It is very important to differentiate between a coaching cue and a desirable kinematic variable. For example, last week I was coaching a runner and we were working on posture, I wanted to get a more upright posture when she was running. But it didn’t matter what I said, I just couldn’t get the position I was after. So I asked her to think about leaning backwards by a few degrees. Now, this is the important part, I didn’t actually want her to lean backwards by a few degrees, I just wanted her to get up taller. By asking her to think about this cue I managed to get her into a more desirable upright posture. So the coaching cue of “lean back by a few degrees when you’re running” was used to get a more upright torso (which is the desirable kinematic change I was after).

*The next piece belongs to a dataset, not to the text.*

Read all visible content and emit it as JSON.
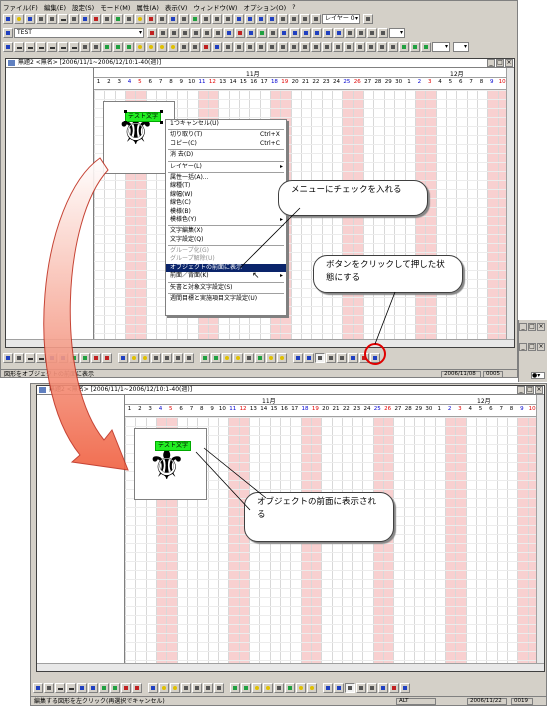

The problem with the “forward lean” coaching cue is that most people overthink it and end up leaning forwards way too much and generally leaning forwards from the waist. To be fair to the LFG this is never what they coached. It was always a forward lean from the ankles, not the waist. But as a coaching cue I generally find that people end up leaning from the waist, which is an undesirable position when running = bad coaching cue.
The key to coaching posture when running is getting a relaxed but upright posture. This position is beneficial for the runner for 2 main reasons: 1 is to get the right muscles working, at the right amplitude and in the right co-ordination. The most important muscles for running are around the trunk, hips and pelvis. These are the muscles that drive running. Making sure that when those muscles fire they are in a position to fire optimally is of vital importance. For example, when you lean forward the glute. max. (one of the most important generators of horizontal force) has a smaller moment arm. This means that it cannot generate as much force = decreased performance.
It’s also very difficult to get pre-stretch on the hip flexors, such as illopsoas, rectus femoris and the abdominals. When you pre-stretch a muscle/tendon unit, it stores elastic energy that can then be used in the subsequent muscle contraction. It is a very efficient way to move because the stored energy is free energy! If you cannot get the pre-stretch on the hip flexors it means that the hip flexion that is required for the knee drive part of the swing phase will need to be wholly generated concentrically by the muscles themselves and at a much greater energy cost. If you’re up tall, with a relatively stable pelvis, then as your leg comes back into hip extension the hip flexors will be pre-stretched and elastic energy will be stored for the knee drive part of the swing phase. 2, Being up tall as opposed to leaning forwards also means a greater lung capacity which helps get more fuel (oxygen) to the working muscles.
In summary my main point is that although there is an element of a forward lead in the gait cycle, it does not move us down the road, and just because it is there doesn’t mean you have to consciously think about it.
If you are up tall and still moving forwards, you have enough forward lean!
Although the above may seem quite complicated at first read (and I suppose it is) the practical application is very simple. You don’t necessarily have to understand any of this to run well. It is my belief that you SHOULD NOT think about or coach the forward lean. Therefore, the cues I use for posture, are the simplest in my toolbox.
Optimal Running Posture – COACHING CUES FOR TRUNK POSTURE WHEN RUNNING
- Just simply “get up tall’. It really is that simple.
- “Imagine you have a helium balloon attached to the crown of your head, and it’s gently pulling you up as you run”.
- “Imagine your spine is like a slinky toy and you want to open it up as much as you can”.
The above is an excerpt from my upcoming e-book on running technique. Put your e-mail in the box below to be one of the first to hear when it launches:
mastering running technique – new e-book out soon